#### EXERCISE AIM:
Across the entries below, tally every line that holds the word "with". Give only the tally.
#### STUDY MATERIAL ####
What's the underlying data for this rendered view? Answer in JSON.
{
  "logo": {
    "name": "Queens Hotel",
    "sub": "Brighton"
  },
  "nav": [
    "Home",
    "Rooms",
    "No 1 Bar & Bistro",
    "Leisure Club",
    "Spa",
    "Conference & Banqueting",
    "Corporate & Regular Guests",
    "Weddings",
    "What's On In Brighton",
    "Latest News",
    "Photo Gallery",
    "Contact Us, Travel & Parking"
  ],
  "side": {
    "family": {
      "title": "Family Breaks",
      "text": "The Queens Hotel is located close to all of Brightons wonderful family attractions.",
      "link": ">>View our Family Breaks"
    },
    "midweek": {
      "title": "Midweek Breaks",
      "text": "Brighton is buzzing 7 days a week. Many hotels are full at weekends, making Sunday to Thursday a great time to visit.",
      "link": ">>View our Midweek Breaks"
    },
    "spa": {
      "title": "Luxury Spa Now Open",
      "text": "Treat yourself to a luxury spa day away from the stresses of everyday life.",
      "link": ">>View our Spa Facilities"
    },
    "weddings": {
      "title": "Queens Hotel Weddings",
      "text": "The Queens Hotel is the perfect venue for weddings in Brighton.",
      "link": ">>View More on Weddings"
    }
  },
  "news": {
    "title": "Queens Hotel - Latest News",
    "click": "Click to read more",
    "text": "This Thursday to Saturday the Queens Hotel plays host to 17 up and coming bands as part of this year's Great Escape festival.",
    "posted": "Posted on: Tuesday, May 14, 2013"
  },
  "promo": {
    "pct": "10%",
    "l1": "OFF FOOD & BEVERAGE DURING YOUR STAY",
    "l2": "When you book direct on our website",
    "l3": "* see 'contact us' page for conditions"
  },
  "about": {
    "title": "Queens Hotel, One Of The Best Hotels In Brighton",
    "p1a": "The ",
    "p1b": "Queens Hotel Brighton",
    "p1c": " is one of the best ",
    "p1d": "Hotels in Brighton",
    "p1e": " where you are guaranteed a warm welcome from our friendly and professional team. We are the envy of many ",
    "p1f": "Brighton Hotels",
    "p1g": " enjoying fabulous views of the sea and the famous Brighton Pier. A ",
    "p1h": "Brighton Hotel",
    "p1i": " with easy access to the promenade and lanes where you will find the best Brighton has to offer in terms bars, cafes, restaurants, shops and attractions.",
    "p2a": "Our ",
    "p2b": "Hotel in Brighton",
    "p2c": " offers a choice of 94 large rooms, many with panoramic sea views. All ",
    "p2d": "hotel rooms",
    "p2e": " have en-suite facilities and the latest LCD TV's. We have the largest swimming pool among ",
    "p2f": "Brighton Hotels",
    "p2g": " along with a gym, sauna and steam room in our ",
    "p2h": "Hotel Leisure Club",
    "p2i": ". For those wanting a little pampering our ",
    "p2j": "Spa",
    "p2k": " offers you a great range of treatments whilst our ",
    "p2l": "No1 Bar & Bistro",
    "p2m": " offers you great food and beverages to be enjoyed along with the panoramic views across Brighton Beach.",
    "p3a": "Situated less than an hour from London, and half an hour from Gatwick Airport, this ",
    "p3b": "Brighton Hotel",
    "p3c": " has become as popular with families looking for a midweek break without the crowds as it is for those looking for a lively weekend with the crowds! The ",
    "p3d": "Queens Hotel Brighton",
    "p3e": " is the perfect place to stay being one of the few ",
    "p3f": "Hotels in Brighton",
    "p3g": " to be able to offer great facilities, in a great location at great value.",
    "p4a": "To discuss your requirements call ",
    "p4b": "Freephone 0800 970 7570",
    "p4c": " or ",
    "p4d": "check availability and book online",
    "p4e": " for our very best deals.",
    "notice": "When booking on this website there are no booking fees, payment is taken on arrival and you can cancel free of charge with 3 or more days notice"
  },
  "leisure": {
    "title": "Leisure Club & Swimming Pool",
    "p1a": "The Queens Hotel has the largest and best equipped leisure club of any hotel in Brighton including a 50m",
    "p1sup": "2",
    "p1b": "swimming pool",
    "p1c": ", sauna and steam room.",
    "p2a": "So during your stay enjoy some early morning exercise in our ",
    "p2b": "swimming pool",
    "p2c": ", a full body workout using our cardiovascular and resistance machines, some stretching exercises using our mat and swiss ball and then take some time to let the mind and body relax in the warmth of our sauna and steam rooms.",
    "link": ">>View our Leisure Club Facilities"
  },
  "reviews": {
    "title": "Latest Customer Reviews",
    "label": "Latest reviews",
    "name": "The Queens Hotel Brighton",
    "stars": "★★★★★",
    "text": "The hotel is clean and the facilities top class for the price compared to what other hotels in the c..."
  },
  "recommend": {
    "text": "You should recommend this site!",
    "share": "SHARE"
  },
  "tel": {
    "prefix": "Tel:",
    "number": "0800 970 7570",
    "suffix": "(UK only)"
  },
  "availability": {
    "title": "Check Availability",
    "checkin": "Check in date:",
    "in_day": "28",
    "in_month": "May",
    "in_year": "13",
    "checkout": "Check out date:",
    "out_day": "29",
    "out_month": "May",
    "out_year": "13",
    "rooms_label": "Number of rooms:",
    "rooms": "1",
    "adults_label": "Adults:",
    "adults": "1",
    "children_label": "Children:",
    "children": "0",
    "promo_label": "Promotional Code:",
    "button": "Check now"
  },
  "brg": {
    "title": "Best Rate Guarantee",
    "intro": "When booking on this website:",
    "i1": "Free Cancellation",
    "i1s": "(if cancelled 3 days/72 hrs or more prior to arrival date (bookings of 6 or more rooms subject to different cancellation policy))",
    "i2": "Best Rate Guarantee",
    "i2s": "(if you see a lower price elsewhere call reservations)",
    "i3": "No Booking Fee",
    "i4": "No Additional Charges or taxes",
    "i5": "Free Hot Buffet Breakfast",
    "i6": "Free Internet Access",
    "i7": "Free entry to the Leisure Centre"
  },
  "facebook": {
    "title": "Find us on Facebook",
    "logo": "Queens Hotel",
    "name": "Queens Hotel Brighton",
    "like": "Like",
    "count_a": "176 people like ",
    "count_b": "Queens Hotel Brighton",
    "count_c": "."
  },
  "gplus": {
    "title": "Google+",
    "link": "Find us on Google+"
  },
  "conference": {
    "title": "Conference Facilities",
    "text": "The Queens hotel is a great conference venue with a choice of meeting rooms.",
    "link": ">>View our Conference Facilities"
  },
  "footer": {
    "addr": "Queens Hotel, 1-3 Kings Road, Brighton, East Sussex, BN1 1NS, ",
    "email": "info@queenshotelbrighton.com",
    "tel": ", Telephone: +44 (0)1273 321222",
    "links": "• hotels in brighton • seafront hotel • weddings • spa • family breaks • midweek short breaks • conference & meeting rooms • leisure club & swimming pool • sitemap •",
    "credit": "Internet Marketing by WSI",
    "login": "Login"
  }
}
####
#### EXERCISE OUTPUT:
7